RECORD EXCERPTS
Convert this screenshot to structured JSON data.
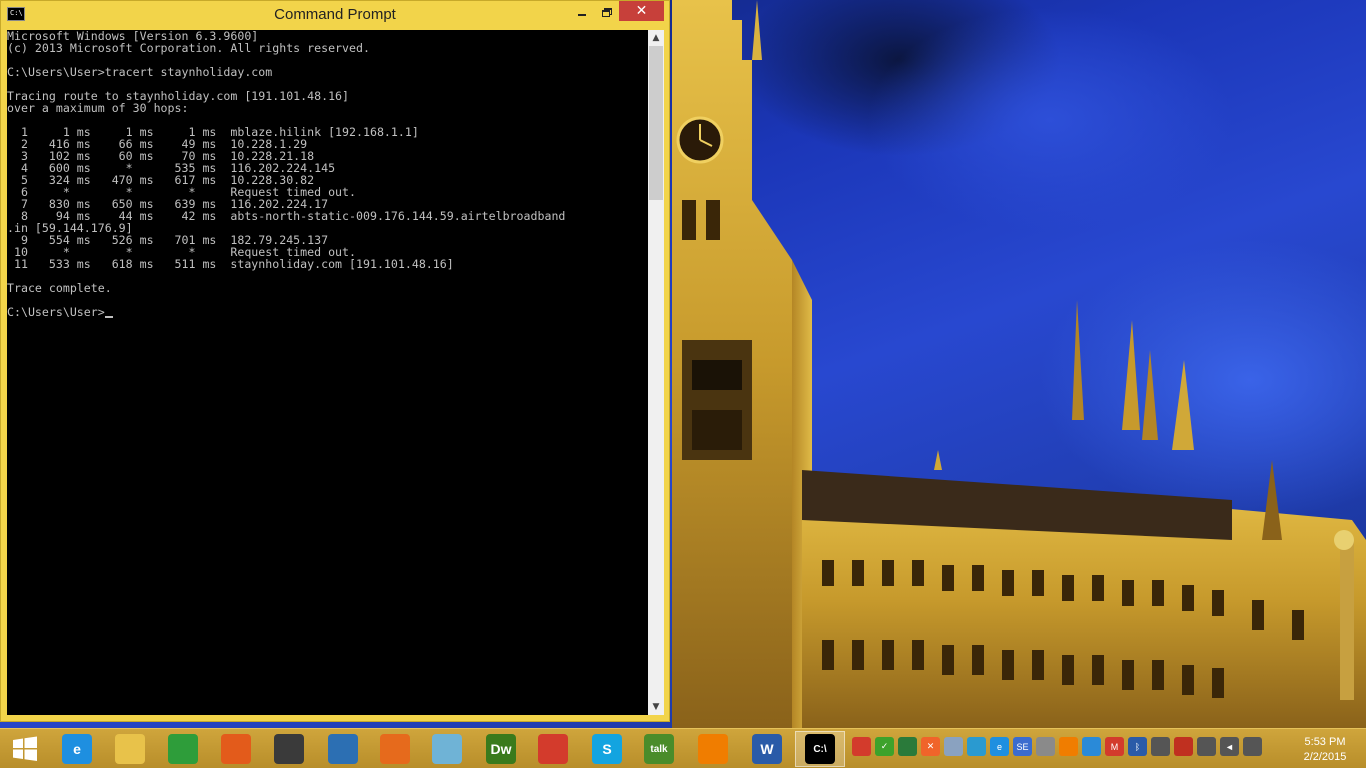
{
  "window": {
    "title": "Command Prompt",
    "icon_text": "C:\\",
    "minimize_icon": "minimize-icon",
    "maximize_icon": "restore-icon",
    "close_label": "✕"
  },
  "console": {
    "lines": [
      "Microsoft Windows [Version 6.3.9600]",
      "(c) 2013 Microsoft Corporation. All rights reserved.",
      "",
      "C:\\Users\\User>tracert staynholiday.com",
      "",
      "Tracing route to staynholiday.com [191.101.48.16]",
      "over a maximum of 30 hops:",
      "",
      "  1     1 ms     1 ms     1 ms  mblaze.hilink [192.168.1.1]",
      "  2   416 ms    66 ms    49 ms  10.228.1.29",
      "  3   102 ms    60 ms    70 ms  10.228.21.18",
      "  4   600 ms     *      535 ms  116.202.224.145",
      "  5   324 ms   470 ms   617 ms  10.228.30.82",
      "  6     *        *        *     Request timed out.",
      "  7   830 ms   650 ms   639 ms  116.202.224.17",
      "  8    94 ms    44 ms    42 ms  abts-north-static-009.176.144.59.airtelbroadband",
      ".in [59.144.176.9]",
      "  9   554 ms   526 ms   701 ms  182.79.245.137",
      " 10     *        *        *     Request timed out.",
      " 11   533 ms   618 ms   511 ms  staynholiday.com [191.101.48.16]",
      "",
      "Trace complete.",
      ""
    ],
    "prompt": "C:\\Users\\User>"
  },
  "scrollbar": {
    "up": "▲",
    "down": "▼"
  },
  "taskbar": {
    "pinned": [
      {
        "name": "windows-start-icon",
        "label": "",
        "color": "#1e73d2"
      },
      {
        "name": "internet-explorer-icon",
        "label": "e",
        "color": "#1e8fe0"
      },
      {
        "name": "file-explorer-icon",
        "label": "",
        "color": "#e8c24a"
      },
      {
        "name": "store-icon",
        "label": "",
        "color": "#2e9d3a"
      },
      {
        "name": "office-icon",
        "label": "",
        "color": "#e35b1b"
      },
      {
        "name": "app-icon",
        "label": "",
        "color": "#3a3a3a"
      },
      {
        "name": "camera-app-icon",
        "label": "",
        "color": "#2c6fb3"
      },
      {
        "name": "firefox-icon",
        "label": "",
        "color": "#e66a1c"
      },
      {
        "name": "notes-icon",
        "label": "",
        "color": "#6fb3d6"
      },
      {
        "name": "dreamweaver-icon",
        "label": "Dw",
        "color": "#3a7a1c"
      },
      {
        "name": "chrome-icon",
        "label": "",
        "color": "#d33b2c"
      },
      {
        "name": "skype-icon",
        "label": "S",
        "color": "#13a4e0"
      },
      {
        "name": "google-talk-icon",
        "label": "talk",
        "color": "#4a8c2a"
      },
      {
        "name": "vlc-icon",
        "label": "",
        "color": "#f07d00"
      },
      {
        "name": "word-icon",
        "label": "W",
        "color": "#2a5ba8"
      },
      {
        "name": "command-prompt-icon",
        "label": "C:\\",
        "color": "#000000"
      }
    ],
    "tray": [
      {
        "name": "chrome-tray-icon",
        "color": "#d33b2c",
        "label": ""
      },
      {
        "name": "shield-check-icon",
        "color": "#3da22b",
        "label": "✓"
      },
      {
        "name": "network-tool-icon",
        "color": "#2a7a3a",
        "label": ""
      },
      {
        "name": "xampp-icon",
        "color": "#f0642a",
        "label": "✕"
      },
      {
        "name": "cloud-icon",
        "color": "#8aa2c0",
        "label": ""
      },
      {
        "name": "app-tray-icon",
        "color": "#2a9ad0",
        "label": ""
      },
      {
        "name": "ie-tray-icon",
        "color": "#1e8fe0",
        "label": "e"
      },
      {
        "name": "se-icon",
        "color": "#3b6ccf",
        "label": "SE"
      },
      {
        "name": "link-icon",
        "color": "#8a8a8a",
        "label": ""
      },
      {
        "name": "vlc-tray-icon",
        "color": "#f07d00",
        "label": ""
      },
      {
        "name": "sync-icon",
        "color": "#2a8ad8",
        "label": ""
      },
      {
        "name": "gmail-icon",
        "color": "#d33b2c",
        "label": "M"
      },
      {
        "name": "bluetooth-icon",
        "color": "#2a5ba8",
        "label": "ᛒ"
      },
      {
        "name": "display-icon",
        "color": "#555555",
        "label": ""
      },
      {
        "name": "flag-icon",
        "color": "#c03020",
        "label": ""
      },
      {
        "name": "battery-icon",
        "color": "#555555",
        "label": ""
      },
      {
        "name": "volume-icon",
        "color": "#555555",
        "label": "◄"
      },
      {
        "name": "signal-icon",
        "color": "#555555",
        "label": ""
      }
    ],
    "time": "5:53 PM",
    "date": "2/2/2015"
  }
}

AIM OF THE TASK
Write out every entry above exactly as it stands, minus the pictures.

RESPONSE TO THIS TASK
Convert this screenshot to structured JSON data.
{
  "window": {
    "title": "Command Prompt",
    "icon_text": "C:\\",
    "minimize_icon": "minimize-icon",
    "maximize_icon": "restore-icon",
    "close_label": "✕"
  },
  "console": {
    "lines": [
      "Microsoft Windows [Version 6.3.9600]",
      "(c) 2013 Microsoft Corporation. All rights reserved.",
      "",
      "C:\\Users\\User>tracert staynholiday.com",
      "",
      "Tracing route to staynholiday.com [191.101.48.16]",
      "over a maximum of 30 hops:",
      "",
      "  1     1 ms     1 ms     1 ms  mblaze.hilink [192.168.1.1]",
      "  2   416 ms    66 ms    49 ms  10.228.1.29",
      "  3   102 ms    60 ms    70 ms  10.228.21.18",
      "  4   600 ms     *      535 ms  116.202.224.145",
      "  5   324 ms   470 ms   617 ms  10.228.30.82",
      "  6     *        *        *     Request timed out.",
      "  7   830 ms   650 ms   639 ms  116.202.224.17",
      "  8    94 ms    44 ms    42 ms  abts-north-static-009.176.144.59.airtelbroadband",
      ".in [59.144.176.9]",
      "  9   554 ms   526 ms   701 ms  182.79.245.137",
      " 10     *        *        *     Request timed out.",
      " 11   533 ms   618 ms   511 ms  staynholiday.com [191.101.48.16]",
      "",
      "Trace complete.",
      ""
    ],
    "prompt": "C:\\Users\\User>"
  },
  "scrollbar": {
    "up": "▲",
    "down": "▼"
  },
  "taskbar": {
    "pinned": [
      {
        "name": "windows-start-icon",
        "label": "",
        "color": "#1e73d2"
      },
      {
        "name": "internet-explorer-icon",
        "label": "e",
        "color": "#1e8fe0"
      },
      {
        "name": "file-explorer-icon",
        "label": "",
        "color": "#e8c24a"
      },
      {
        "name": "store-icon",
        "label": "",
        "color": "#2e9d3a"
      },
      {
        "name": "office-icon",
        "label": "",
        "color": "#e35b1b"
      },
      {
        "name": "app-icon",
        "label": "",
        "color": "#3a3a3a"
      },
      {
        "name": "camera-app-icon",
        "label": "",
        "color": "#2c6fb3"
      },
      {
        "name": "firefox-icon",
        "label": "",
        "color": "#e66a1c"
      },
      {
        "name": "notes-icon",
        "label": "",
        "color": "#6fb3d6"
      },
      {
        "name": "dreamweaver-icon",
        "label": "Dw",
        "color": "#3a7a1c"
      },
      {
        "name": "chrome-icon",
        "label": "",
        "color": "#d33b2c"
      },
      {
        "name": "skype-icon",
        "label": "S",
        "color": "#13a4e0"
      },
      {
        "name": "google-talk-icon",
        "label": "talk",
        "color": "#4a8c2a"
      },
      {
        "name": "vlc-icon",
        "label": "",
        "color": "#f07d00"
      },
      {
        "name": "word-icon",
        "label": "W",
        "color": "#2a5ba8"
      },
      {
        "name": "command-prompt-icon",
        "label": "C:\\",
        "color": "#000000"
      }
    ],
    "tray": [
      {
        "name": "chrome-tray-icon",
        "color": "#d33b2c",
        "label": ""
      },
      {
        "name": "shield-check-icon",
        "color": "#3da22b",
        "label": "✓"
      },
      {
        "name": "network-tool-icon",
        "color": "#2a7a3a",
        "label": ""
      },
      {
        "name": "xampp-icon",
        "color": "#f0642a",
        "label": "✕"
      },
      {
        "name": "cloud-icon",
        "color": "#8aa2c0",
        "label": ""
      },
      {
        "name": "app-tray-icon",
        "color": "#2a9ad0",
        "label": ""
      },
      {
        "name": "ie-tray-icon",
        "color": "#1e8fe0",
        "label": "e"
      },
      {
        "name": "se-icon",
        "color": "#3b6ccf",
        "label": "SE"
      },
      {
        "name": "link-icon",
        "color": "#8a8a8a",
        "label": ""
      },
      {
        "name": "vlc-tray-icon",
        "color": "#f07d00",
        "label": ""
      },
      {
        "name": "sync-icon",
        "color": "#2a8ad8",
        "label": ""
      },
      {
        "name": "gmail-icon",
        "color": "#d33b2c",
        "label": "M"
      },
      {
        "name": "bluetooth-icon",
        "color": "#2a5ba8",
        "label": "ᛒ"
      },
      {
        "name": "display-icon",
        "color": "#555555",
        "label": ""
      },
      {
        "name": "flag-icon",
        "color": "#c03020",
        "label": ""
      },
      {
        "name": "battery-icon",
        "color": "#555555",
        "label": ""
      },
      {
        "name": "volume-icon",
        "color": "#555555",
        "label": "◄"
      },
      {
        "name": "signal-icon",
        "color": "#555555",
        "label": ""
      }
    ],
    "time": "5:53 PM",
    "date": "2/2/2015"
  }
}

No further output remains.